I KILLED MY COMPUTER the other day, an action I can’t recommend highly enough. The cause of death was coffee, the original smart weapon. Pour some into a human and he becomes alert and productive. Spill even a few drops on a laptop and that sucker checks right into the digital version of the Long Pine Condo. In memoriam, I decided to go fishing. The perch were running, so I called my friend Paula, who not only keeps tabs on the annual run but also curses better than anybody I know.
She was waiting at the dock when I showed up. Selecting her favorite rowboat, one of the 70-year-olds that know the river the best, she steered us down to an ancient sycamore leaning out over the water. “Drop the rock and let out enough line so we’re clear of them,” she said, nodding her chin upward. A dozen cormorants perched above us, ready for any shad venturing near the surface. “You do not want a [expletive] cormorant to crap on you,” she said. “Trust me, honey. That [expletive] stuff is like battery acid.” As if on cue, something white and semisolid splatted into the water not 10 feet away.
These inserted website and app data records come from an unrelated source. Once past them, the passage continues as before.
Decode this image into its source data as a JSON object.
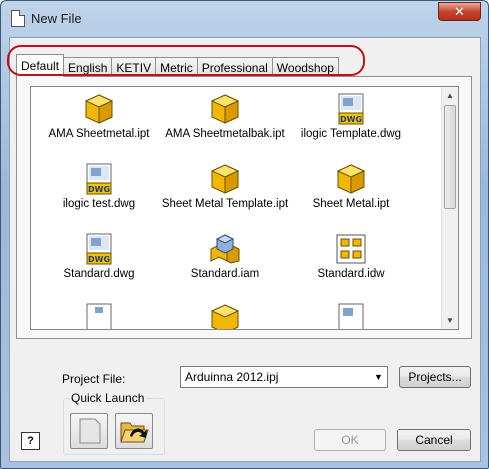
{
  "window": {
    "title": "New File",
    "close_label": "✕"
  },
  "tabs": [
    {
      "label": "Default",
      "active": true
    },
    {
      "label": "English",
      "active": false
    },
    {
      "label": "KETIV",
      "active": false
    },
    {
      "label": "Metric",
      "active": false
    },
    {
      "label": "Professional",
      "active": false
    },
    {
      "label": "Woodshop",
      "active": false
    }
  ],
  "templates": [
    {
      "label": "AMA Sheetmetal.ipt",
      "icon": "part-icon"
    },
    {
      "label": "AMA Sheetmetalbak.ipt",
      "icon": "part-icon"
    },
    {
      "label": "ilogic Template.dwg",
      "icon": "drawing-dwg-icon"
    },
    {
      "label": "ilogic test.dwg",
      "icon": "drawing-dwg-icon"
    },
    {
      "label": "Sheet Metal Template.ipt",
      "icon": "part-icon"
    },
    {
      "label": "Sheet Metal.ipt",
      "icon": "part-icon"
    },
    {
      "label": "Standard.dwg",
      "icon": "drawing-dwg-icon"
    },
    {
      "label": "Standard.iam",
      "icon": "assembly-icon"
    },
    {
      "label": "Standard.idw",
      "icon": "drawing-idw-icon"
    }
  ],
  "dwg_badge": "DWG",
  "project": {
    "label": "Project File:",
    "value": "Arduinna 2012.ipj",
    "projects_button": "Projects..."
  },
  "quick_launch": {
    "title": "Quick Launch"
  },
  "buttons": {
    "ok": "OK",
    "cancel": "Cancel",
    "help": "?"
  },
  "colors": {
    "highlight": "#c0101a",
    "part_yellow": "#ffcc22",
    "titlebar": "#a9c2e0"
  }
}
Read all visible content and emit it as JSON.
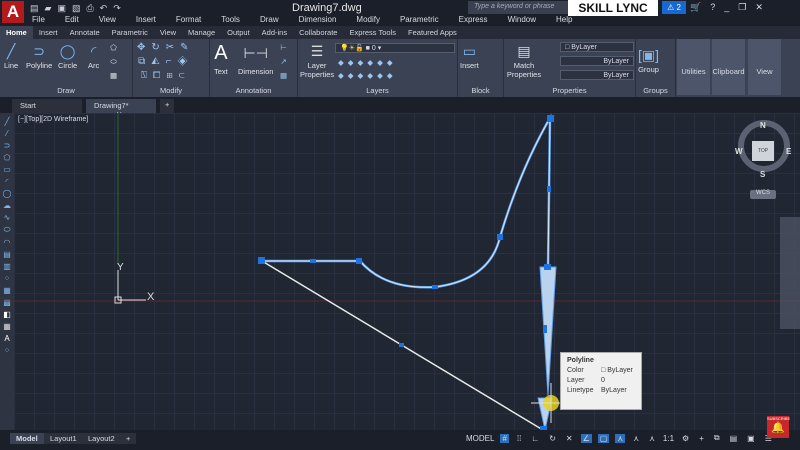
{
  "app": {
    "logo": "A",
    "title": "Drawing7.dwg",
    "search_placeholder": "Type a keyword or phrase",
    "brand": "SKILL LYNC",
    "alert_count": "2"
  },
  "menu": [
    "File",
    "Edit",
    "View",
    "Insert",
    "Format",
    "Tools",
    "Draw",
    "Dimension",
    "Modify",
    "Parametric",
    "Express",
    "Window",
    "Help"
  ],
  "ribbon_tabs": [
    "Home",
    "Insert",
    "Annotate",
    "Parametric",
    "View",
    "Manage",
    "Output",
    "Add-ins",
    "Collaborate",
    "Express Tools",
    "Featured Apps"
  ],
  "ribbon": {
    "draw": {
      "title": "Draw",
      "line": "Line",
      "polyline": "Polyline",
      "circle": "Circle",
      "arc": "Arc"
    },
    "modify": {
      "title": "Modify"
    },
    "annotation": {
      "title": "Annotation",
      "text": "Text",
      "dimension": "Dimension"
    },
    "layers": {
      "title": "Layers",
      "layer_properties": "Layer Properties",
      "current_layer": "0"
    },
    "block": {
      "title": "Block",
      "insert": "Insert"
    },
    "properties": {
      "title": "Properties",
      "match": "Match Properties",
      "color": "ByLayer",
      "lineweight": "ByLayer",
      "linetype": "ByLayer"
    },
    "groups": {
      "title": "Groups",
      "group": "Group"
    },
    "utilities": "Utilities",
    "clipboard": "Clipboard",
    "view": "View"
  },
  "doc_tabs": [
    "Start",
    "Drawing7*"
  ],
  "viewport_label": "[−][Top][2D Wireframe]",
  "ucs": {
    "x": "X",
    "y": "Y"
  },
  "viewcube": {
    "n": "N",
    "s": "S",
    "e": "E",
    "w": "W",
    "face": "TOP",
    "wcs": "WCS"
  },
  "tooltip": {
    "title": "Polyline",
    "rows": [
      {
        "k": "Color",
        "v": "ByLayer"
      },
      {
        "k": "Layer",
        "v": "0"
      },
      {
        "k": "Linetype",
        "v": "ByLayer"
      }
    ]
  },
  "layout_tabs": [
    "Model",
    "Layout1",
    "Layout2"
  ],
  "status": {
    "model": "MODEL",
    "scale": "1:1"
  },
  "subscribe": "SUBSCRIBE"
}
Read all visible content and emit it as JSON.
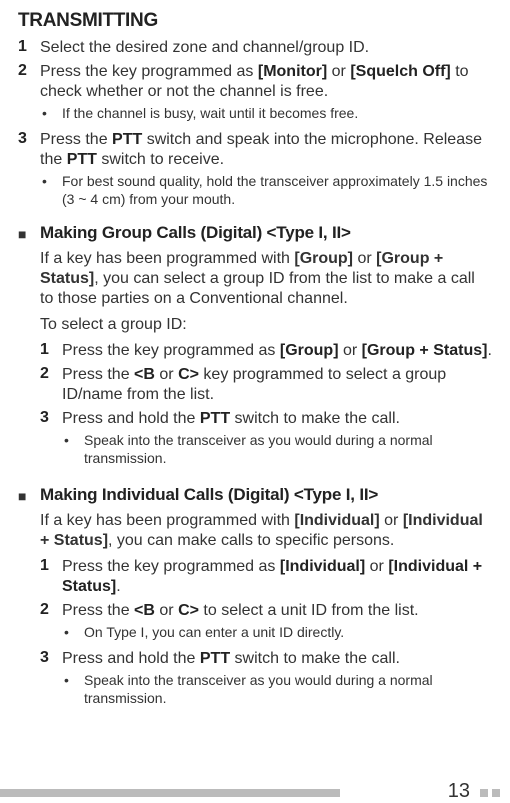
{
  "title": "TRANSMITTING",
  "steps": [
    {
      "num": "1",
      "text": "Select the desired zone and channel/group ID."
    },
    {
      "num": "2",
      "html": "Press the key programmed as <b>[Monitor]</b> or <b>[Squelch Off]</b> to check whether or not the channel is free.",
      "bullets": [
        "If the channel is busy, wait until it becomes free."
      ]
    },
    {
      "num": "3",
      "html": "Press the <b>PTT</b> switch and speak into the microphone. Release the <b>PTT</b> switch to receive.",
      "bullets": [
        "For best sound quality, hold the transceiver approximately 1.5 inches (3 ~ 4 cm) from your mouth."
      ]
    }
  ],
  "section1": {
    "title": "Making Group Calls (Digital) <Type I, II>",
    "intro": "If a key has been programmed with <b>[Group]</b> or <b>[Group + Status]</b>, you can select a group ID from the list to make a call to those parties on a Conventional channel.",
    "lead": "To select a group ID:",
    "steps": [
      {
        "num": "1",
        "html": "Press the key programmed as <b>[Group]</b> or <b>[Group + Status]</b>."
      },
      {
        "num": "2",
        "html": "Press the <b>&lt;B</b> or <b>C&gt;</b> key programmed to select a group ID/name from the list."
      },
      {
        "num": "3",
        "html": "Press and hold the <b>PTT</b> switch to make the call.",
        "bullets": [
          "Speak into the transceiver as you would during a normal transmission."
        ]
      }
    ]
  },
  "section2": {
    "title": "Making Individual Calls (Digital) <Type I, II>",
    "intro": "If a key has been programmed with <b>[Individual]</b> or <b>[Individual + Status]</b>, you can make calls to specific persons.",
    "steps": [
      {
        "num": "1",
        "html": "Press the key programmed as <b>[Individual]</b> or <b>[Individual + Status]</b>."
      },
      {
        "num": "2",
        "html": "Press the <b>&lt;B</b> or <b>C&gt;</b> to select a unit ID from the list.",
        "bullets": [
          "On Type I, you can enter a unit ID directly."
        ]
      },
      {
        "num": "3",
        "html": "Press and hold the <b>PTT</b> switch to make the call.",
        "bullets": [
          "Speak into the transceiver as you would during a normal transmission."
        ]
      }
    ]
  },
  "pageNumber": "13"
}
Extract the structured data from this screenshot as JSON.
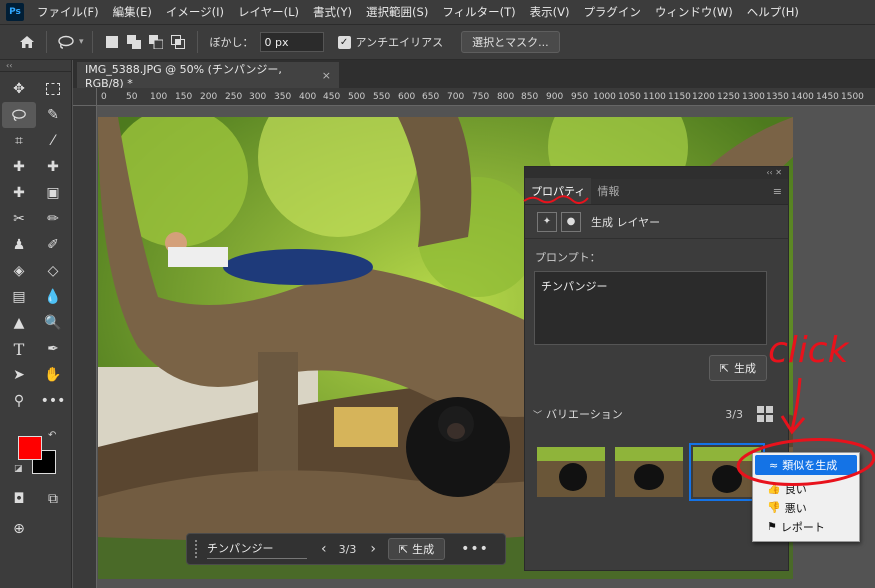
{
  "app": {
    "logo": "Ps"
  },
  "menu": [
    "ファイル(F)",
    "編集(E)",
    "イメージ(I)",
    "レイヤー(L)",
    "書式(Y)",
    "選択範囲(S)",
    "フィルター(T)",
    "表示(V)",
    "プラグイン",
    "ウィンドウ(W)",
    "ヘルプ(H)"
  ],
  "options": {
    "feather_label": "ぼかし：",
    "feather_value": "0 px",
    "antialias_label": "アンチエイリアス",
    "select_mask_label": "選択とマスク..."
  },
  "document_tab": {
    "title": "IMG_5388.JPG @ 50% (チンパンジー, RGB/8) *",
    "close": "×"
  },
  "ruler_ticks": [
    "0",
    "50",
    "100",
    "150",
    "200",
    "250",
    "300",
    "350",
    "400",
    "450",
    "500",
    "550",
    "600",
    "650",
    "700",
    "750",
    "800",
    "850",
    "900",
    "950",
    "1000",
    "1050",
    "1100",
    "1150",
    "1200",
    "1250",
    "1300",
    "1350",
    "1400",
    "1450",
    "1500"
  ],
  "contextual_taskbar": {
    "prompt": "チンパンジー",
    "count": "3/3",
    "generate_label": "生成",
    "more": "•••"
  },
  "properties_panel": {
    "tabs": [
      "プロパティ",
      "情報"
    ],
    "layer_type": "生成 レイヤー",
    "prompt_label": "プロンプト：",
    "prompt_value": "チンパンジー",
    "generate_label": "生成",
    "variations_label": "バリエーション",
    "variations_count": "3/3"
  },
  "context_menu": {
    "items": [
      "類似を生成",
      "良い",
      "悪い",
      "レポート"
    ]
  },
  "annotation": {
    "text": "click",
    "color": "#e8121c"
  },
  "colors": {
    "foreground": "#ff0000",
    "background": "#000000",
    "accent": "#1473e6"
  }
}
Five hours later, my hands numb from filleting a couple dozen iced-down fish (“It’s [expletive] hell on your hands, but it keeps the fish from going mushy,” Paula explained), I realized I was going to be late to pick up my daughter. I drove home, dumped the rods, threw the fish in the fridge, and raced to school. Emma came over at a gallop. “Retta’s mom is taking some kids to her grandma’s house at Lake Barcroft,” she announced breathlessly. “Can we go? Can we?” Ten minutes later, we were caravanning to a tiny private lake in a community so upscale you can probably be fined if caught doing your own yard work. We were six kids, two moms, and one fishy-smelling dad. The kids ran for the beach, screaming and kicking sand at one another.
“We wanna go fishing!” they declared. Retta’s mom said sorry, the fishing rods were locked up at Grandma’s. I had no rods, but I had hooks and mono in my tackle bag and a knife in my pocket. And I’d noticed a grove of bamboo by the parking lot.
“Who wants to go fishing?” I called. A tide of screaming children charged straight toward me. Just in time, I yelled, “Who thinks they can find some worms?” The tide split around me as kids began turning over rocks and logs. I cut six lengths of bamboo and began stripping the branches off. (The trick, I found, is to snap them off briskly rather than peel them.)
Measuring lengths of mono 2 feet longer than the rods, I attached line to pole and hook to line. I baited each with a worm, and whenever a child dared express a preference for a pole other than the one I was handing him, I recited the one phrase no parent can do without: “You get what you get and you don’t get upset.” One by one, they ran down to the water. The lone holdout was an older boy, Jonah, a fourth grader.
“Don’t you want to fish?” I asked.
“No, that’s okay, I’m good,” he said, playing it cool, as a fourth grader will when faced with the unknown and its looming potential for failure and embarrassment.
“Oh, man!” I said. “Try it. When I was your age, fishing was all I wanted to do.” I pushed the rod into his hands and told him I’d come check on him in a minute.
A first grader, Ian, went through five worms in short order. He would return and wordlessly hold up the bare hook for rebaiting, as patient and determined as a cop awaiting the world’s last donut. Shrieks of triumph began to erupt here and there along the shore, followed by the hoisting of a bluegill in the 2- to 3-inch class. At last Ian connected, racing up and down the sand. “I did it!” he kept crooning. “A fish!” Ten minutes later, Jonah, still fishless, was facing the special humiliation of being the oldest kid and the only one to fail.
“Fish like places they can hide and ambush other fish,” I said gently. “Sticks and stuff.” He moved his line over to a visible stump end. A minute later he had a live one flopping in the grass and a 200-watt glint in his eye. “Yes!” I said, high-fiving him. One of the smaller first graders, John, wandered over to examine Jonah’s fish.
“Black crappie,” he said. “Everybody else caught little pumpkinseeds.” John’s father is an angler, his mom told me, and the boy is a maniac for field guides of all sorts.
“Wow,” I said. “Sounds to me like you know nearly everything there is to know about fish.”
“Well, yeah, pretty much,” he said, then explained, “I’ve been to Florida.”
“It shows,” I said.
When it was time to go, we stashed the poles in a bush, ready for the next time we came back. As we headed to the cars, I felt as if I were walking 6 inches off the ground, like I was the catcher in the rye. I’d hooked six kids and a bunch of perch. It was as good a day’s work as I can remember doing in my life.